Repeat the records. Each line must match exactly.

----------------------------------------

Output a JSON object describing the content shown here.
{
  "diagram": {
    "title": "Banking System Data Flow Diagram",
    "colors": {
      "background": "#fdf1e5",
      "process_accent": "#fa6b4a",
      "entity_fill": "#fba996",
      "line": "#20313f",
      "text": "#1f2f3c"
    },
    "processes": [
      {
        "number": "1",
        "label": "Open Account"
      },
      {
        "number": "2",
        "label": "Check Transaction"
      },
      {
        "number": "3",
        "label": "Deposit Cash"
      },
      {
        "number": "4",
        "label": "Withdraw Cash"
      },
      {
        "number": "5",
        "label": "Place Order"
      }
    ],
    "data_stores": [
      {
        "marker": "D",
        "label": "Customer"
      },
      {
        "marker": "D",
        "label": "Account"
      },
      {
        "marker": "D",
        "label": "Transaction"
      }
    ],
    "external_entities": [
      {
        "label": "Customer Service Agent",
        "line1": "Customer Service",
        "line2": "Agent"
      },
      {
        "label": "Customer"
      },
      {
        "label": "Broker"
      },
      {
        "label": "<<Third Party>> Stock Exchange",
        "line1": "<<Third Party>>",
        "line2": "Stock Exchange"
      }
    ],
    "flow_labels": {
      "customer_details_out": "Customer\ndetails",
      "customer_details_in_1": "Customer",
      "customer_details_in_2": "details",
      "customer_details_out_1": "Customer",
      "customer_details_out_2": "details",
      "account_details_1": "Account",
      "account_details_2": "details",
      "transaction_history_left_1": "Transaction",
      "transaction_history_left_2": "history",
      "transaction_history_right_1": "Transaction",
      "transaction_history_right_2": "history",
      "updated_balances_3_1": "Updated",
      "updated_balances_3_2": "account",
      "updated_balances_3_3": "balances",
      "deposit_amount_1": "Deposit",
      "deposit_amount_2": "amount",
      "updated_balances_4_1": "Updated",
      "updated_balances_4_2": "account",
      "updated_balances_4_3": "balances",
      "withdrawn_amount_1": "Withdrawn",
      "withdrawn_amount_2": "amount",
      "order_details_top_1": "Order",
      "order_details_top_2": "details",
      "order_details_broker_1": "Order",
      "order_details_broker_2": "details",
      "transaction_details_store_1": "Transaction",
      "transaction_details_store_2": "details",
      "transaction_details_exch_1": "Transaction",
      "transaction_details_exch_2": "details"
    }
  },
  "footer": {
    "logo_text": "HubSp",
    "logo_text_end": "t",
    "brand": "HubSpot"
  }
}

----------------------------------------

RESPONSE TO THE EXERCISE:
Output a JSON object describing the content shown here.
{
  "diagram": {
    "title": "Banking System Data Flow Diagram",
    "colors": {
      "background": "#fdf1e5",
      "process_accent": "#fa6b4a",
      "entity_fill": "#fba996",
      "line": "#20313f",
      "text": "#1f2f3c"
    },
    "processes": [
      {
        "number": "1",
        "label": "Open Account"
      },
      {
        "number": "2",
        "label": "Check Transaction"
      },
      {
        "number": "3",
        "label": "Deposit Cash"
      },
      {
        "number": "4",
        "label": "Withdraw Cash"
      },
      {
        "number": "5",
        "label": "Place Order"
      }
    ],
    "data_stores": [
      {
        "marker": "D",
        "label": "Customer"
      },
      {
        "marker": "D",
        "label": "Account"
      },
      {
        "marker": "D",
        "label": "Transaction"
      }
    ],
    "external_entities": [
      {
        "label": "Customer Service Agent",
        "line1": "Customer Service",
        "line2": "Agent"
      },
      {
        "label": "Customer"
      },
      {
        "label": "Broker"
      },
      {
        "label": "<<Third Party>> Stock Exchange",
        "line1": "<<Third Party>>",
        "line2": "Stock Exchange"
      }
    ],
    "flow_labels": {
      "customer_details_out": "Customer\ndetails",
      "customer_details_in_1": "Customer",
      "customer_details_in_2": "details",
      "customer_details_out_1": "Customer",
      "customer_details_out_2": "details",
      "account_details_1": "Account",
      "account_details_2": "details",
      "transaction_history_left_1": "Transaction",
      "transaction_history_left_2": "history",
      "transaction_history_right_1": "Transaction",
      "transaction_history_right_2": "history",
      "updated_balances_3_1": "Updated",
      "updated_balances_3_2": "account",
      "updated_balances_3_3": "balances",
      "deposit_amount_1": "Deposit",
      "deposit_amount_2": "amount",
      "updated_balances_4_1": "Updated",
      "updated_balances_4_2": "account",
      "updated_balances_4_3": "balances",
      "withdrawn_amount_1": "Withdrawn",
      "withdrawn_amount_2": "amount",
      "order_details_top_1": "Order",
      "order_details_top_2": "details",
      "order_details_broker_1": "Order",
      "order_details_broker_2": "details",
      "transaction_details_store_1": "Transaction",
      "transaction_details_store_2": "details",
      "transaction_details_exch_1": "Transaction",
      "transaction_details_exch_2": "details"
    }
  },
  "footer": {
    "logo_text": "HubSp",
    "logo_text_end": "t",
    "brand": "HubSpot"
  }
}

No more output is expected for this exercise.